Let’s say your city council unwisely decides to subsidize a shopping mall and you try to overturn it by petition. The mall developer can sue to stop your petition drive under House Bill 2595, now pending in the legislature, because it hurts the mall developers private property rights if you strip away the subsidies!
In fact, House Bill 2595 kills all petition drives if someone’s private property gain is affected. This foolish bill cuts both ways. It stops citizens from enacting their own legislation if their city government is unresponsive – as long as the city can trot out someone who claims “waaaah, I’m hurt!”
The problem is that every damned thing has that potential. This is just bad policy yet it was just unanimously passed the House Urban Affairs Committee. The bill is now in the House Calendars Committee and could go to the floor of the Texas House at any moment.
ACTION REQUEST: Click here and please call Calendars Committee NOW.

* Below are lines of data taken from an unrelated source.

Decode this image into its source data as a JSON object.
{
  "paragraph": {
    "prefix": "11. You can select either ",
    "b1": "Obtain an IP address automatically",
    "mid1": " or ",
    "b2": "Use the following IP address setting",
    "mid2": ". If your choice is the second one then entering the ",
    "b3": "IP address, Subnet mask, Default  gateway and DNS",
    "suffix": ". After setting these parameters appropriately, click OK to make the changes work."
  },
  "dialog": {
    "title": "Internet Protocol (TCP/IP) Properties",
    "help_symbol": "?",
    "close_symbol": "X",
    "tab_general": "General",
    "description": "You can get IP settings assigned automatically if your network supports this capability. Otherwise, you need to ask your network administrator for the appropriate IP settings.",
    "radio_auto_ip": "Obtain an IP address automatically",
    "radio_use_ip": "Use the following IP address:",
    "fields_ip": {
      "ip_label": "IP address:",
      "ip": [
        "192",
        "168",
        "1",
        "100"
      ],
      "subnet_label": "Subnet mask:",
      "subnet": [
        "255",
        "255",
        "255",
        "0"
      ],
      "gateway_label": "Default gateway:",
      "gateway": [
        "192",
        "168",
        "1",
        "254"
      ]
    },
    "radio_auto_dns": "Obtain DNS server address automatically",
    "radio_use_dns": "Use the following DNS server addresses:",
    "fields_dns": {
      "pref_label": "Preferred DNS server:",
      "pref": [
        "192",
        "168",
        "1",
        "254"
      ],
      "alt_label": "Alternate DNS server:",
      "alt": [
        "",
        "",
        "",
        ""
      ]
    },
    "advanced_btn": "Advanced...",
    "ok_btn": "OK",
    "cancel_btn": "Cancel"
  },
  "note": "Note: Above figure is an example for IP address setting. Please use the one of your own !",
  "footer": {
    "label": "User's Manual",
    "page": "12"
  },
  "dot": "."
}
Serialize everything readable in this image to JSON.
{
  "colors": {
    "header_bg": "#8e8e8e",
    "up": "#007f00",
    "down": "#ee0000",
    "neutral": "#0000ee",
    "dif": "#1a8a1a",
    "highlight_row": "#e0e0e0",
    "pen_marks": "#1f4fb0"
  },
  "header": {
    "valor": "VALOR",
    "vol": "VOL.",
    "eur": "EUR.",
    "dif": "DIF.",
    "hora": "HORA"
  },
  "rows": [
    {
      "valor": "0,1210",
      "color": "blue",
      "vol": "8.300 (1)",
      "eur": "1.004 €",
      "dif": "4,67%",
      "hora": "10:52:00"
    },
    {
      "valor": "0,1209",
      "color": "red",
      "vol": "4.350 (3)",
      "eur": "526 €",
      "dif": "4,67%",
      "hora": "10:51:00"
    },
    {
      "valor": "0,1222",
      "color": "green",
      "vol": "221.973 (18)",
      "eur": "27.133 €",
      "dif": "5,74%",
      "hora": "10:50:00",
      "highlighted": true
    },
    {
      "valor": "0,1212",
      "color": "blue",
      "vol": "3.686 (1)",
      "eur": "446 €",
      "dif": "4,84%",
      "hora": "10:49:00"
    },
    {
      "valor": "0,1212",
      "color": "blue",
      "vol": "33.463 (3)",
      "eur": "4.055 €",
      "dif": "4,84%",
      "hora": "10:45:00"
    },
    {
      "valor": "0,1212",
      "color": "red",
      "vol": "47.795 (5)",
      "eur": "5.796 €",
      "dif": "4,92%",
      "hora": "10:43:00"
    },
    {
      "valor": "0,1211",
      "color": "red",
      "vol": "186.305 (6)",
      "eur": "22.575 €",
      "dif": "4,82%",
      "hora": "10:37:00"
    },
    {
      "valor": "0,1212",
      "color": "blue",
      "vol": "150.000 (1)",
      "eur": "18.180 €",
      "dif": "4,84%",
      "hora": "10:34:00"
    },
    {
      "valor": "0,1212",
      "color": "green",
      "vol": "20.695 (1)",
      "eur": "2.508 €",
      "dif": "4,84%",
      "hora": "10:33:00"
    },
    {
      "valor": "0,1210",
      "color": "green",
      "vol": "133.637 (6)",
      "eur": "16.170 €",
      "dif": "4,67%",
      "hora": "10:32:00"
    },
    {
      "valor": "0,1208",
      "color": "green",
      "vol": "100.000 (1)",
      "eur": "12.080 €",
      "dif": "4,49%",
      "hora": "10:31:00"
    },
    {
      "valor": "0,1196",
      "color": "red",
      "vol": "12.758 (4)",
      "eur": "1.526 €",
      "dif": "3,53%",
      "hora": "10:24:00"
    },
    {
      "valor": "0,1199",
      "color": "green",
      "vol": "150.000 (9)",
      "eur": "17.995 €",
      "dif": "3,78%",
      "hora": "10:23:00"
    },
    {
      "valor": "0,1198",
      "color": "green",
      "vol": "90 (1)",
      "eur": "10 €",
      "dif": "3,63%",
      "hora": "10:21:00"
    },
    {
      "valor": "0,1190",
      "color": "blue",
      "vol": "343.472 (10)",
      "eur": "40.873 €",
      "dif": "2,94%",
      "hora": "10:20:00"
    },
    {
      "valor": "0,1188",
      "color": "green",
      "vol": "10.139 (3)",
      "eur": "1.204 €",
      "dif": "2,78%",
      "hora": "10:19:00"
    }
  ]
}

- Tell them that you oppose HB 2595. If you live in Austin, please make sure to call Rep. Eddie Rodriguez. Let Eddie know that Austin City Attorney, John Steiner, spoke against this bill.
- Then click on each member’s name and you’ll be taken to their website where you can see their district. See if you know folks who live in those districts. Reach them and ask them to call in their opposition to HB 2595.
We can also use your hard earned dollars to run a campaign
to stop this attack on citizens petition rights.
See the donate button on the right? ===>
MORE GORY DETAILS, IF YOU REALLY WANT TO KNOW: The only reason we can figure that HB 2595 was introduced is that it is — purely — a retribution bill by the oil and gas lobby. They are out to do great harm to the over 100 year legacy of citizens petition rights because they’re still upset about the Denton “frack ban” passed by Denton voters –who are, by the way, largely Republicans. Even despite the passage of HB 40 last week that may well undo Denton’s frack ban.
HB 2595 is a tricky little bill that says that no city can accept, certify or otherwise approve of any petition that, “would restrict the right of any person to use or access the person’s private property for economic gain.”
City of Austin Attorney, John Steiner (with whom we’ve been on opposite sides for years), to his credit, pointed out that because HB 2595 requires the city to stop petitions before a public vote, virtually guarantees that the city will be sued by someone — either the proponents or the opponents. Historically, and properly so, it is the courts that have dealt with these disputes if and when they happen after passage.
Two more examples of why HB 2595 is really bad for ALL citizens:
Your city council decides to use $100 million in tax dollars to support a sports stadium. Once you’ve spent enumerable hours and money getting your signatures, and then submit it to your city clerk’s office, your city council can keep it off the ballot if they believe that the property owner’s “right” to use his or her property for “economic gain” would be impeded. And, if they don’t keep it off the ballot, the property owner who feels harmed could sue the city!
Example 2: (the cake-taker)
Let’s say you want to reform eminent domain in your city to stop private entities (like a privatitized toll road vendor) from taking your property for their own economic gain. It’s a coin toss as to whose property rights trumps in this situation, eh?
Don’t let them get away with taking away our rights, as citizens, to petition and reign in our city government.
We never would have passed 10-1 without it!